* [DATASET]
----------

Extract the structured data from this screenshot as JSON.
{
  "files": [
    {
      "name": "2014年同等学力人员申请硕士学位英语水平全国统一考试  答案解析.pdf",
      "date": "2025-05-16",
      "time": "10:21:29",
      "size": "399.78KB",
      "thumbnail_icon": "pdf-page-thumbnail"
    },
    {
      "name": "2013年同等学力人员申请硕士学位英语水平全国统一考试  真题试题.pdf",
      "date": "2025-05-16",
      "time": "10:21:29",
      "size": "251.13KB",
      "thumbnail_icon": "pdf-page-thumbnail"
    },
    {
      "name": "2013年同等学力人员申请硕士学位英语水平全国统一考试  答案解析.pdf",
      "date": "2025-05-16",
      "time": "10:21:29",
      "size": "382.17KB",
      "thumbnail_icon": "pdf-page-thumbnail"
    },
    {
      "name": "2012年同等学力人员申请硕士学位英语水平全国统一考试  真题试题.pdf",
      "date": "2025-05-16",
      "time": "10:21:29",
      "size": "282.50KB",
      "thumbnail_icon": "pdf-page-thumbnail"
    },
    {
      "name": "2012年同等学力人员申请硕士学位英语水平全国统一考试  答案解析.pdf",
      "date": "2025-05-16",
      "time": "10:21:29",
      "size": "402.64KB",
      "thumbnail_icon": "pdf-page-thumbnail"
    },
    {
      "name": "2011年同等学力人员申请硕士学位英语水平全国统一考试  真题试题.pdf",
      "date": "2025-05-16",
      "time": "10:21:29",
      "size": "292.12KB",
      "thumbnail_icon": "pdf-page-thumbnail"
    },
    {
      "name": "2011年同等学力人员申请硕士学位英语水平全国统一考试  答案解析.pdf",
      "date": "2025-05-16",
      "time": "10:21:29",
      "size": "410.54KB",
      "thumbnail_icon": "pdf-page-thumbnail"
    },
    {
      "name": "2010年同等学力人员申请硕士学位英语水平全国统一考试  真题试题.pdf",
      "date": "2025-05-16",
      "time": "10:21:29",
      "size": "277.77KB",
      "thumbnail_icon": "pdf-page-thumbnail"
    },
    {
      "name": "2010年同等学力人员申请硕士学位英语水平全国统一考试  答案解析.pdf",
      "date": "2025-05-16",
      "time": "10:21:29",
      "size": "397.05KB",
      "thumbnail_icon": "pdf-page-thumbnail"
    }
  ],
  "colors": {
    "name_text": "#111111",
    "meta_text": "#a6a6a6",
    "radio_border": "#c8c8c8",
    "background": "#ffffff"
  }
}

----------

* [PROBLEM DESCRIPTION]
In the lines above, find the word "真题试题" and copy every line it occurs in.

* [RESULT FOR THIS EXERCISE]
      "name": "2013年同等学力人员申请硕士学位英语水平全国统一考试  真题试题.pdf",
      "name": "2012年同等学力人员申请硕士学位英语水平全国统一考试  真题试题.pdf",
      "name": "2011年同等学力人员申请硕士学位英语水平全国统一考试  真题试题.pdf",
      "name": "2010年同等学力人员申请硕士学位英语水平全国统一考试  真题试题.pdf",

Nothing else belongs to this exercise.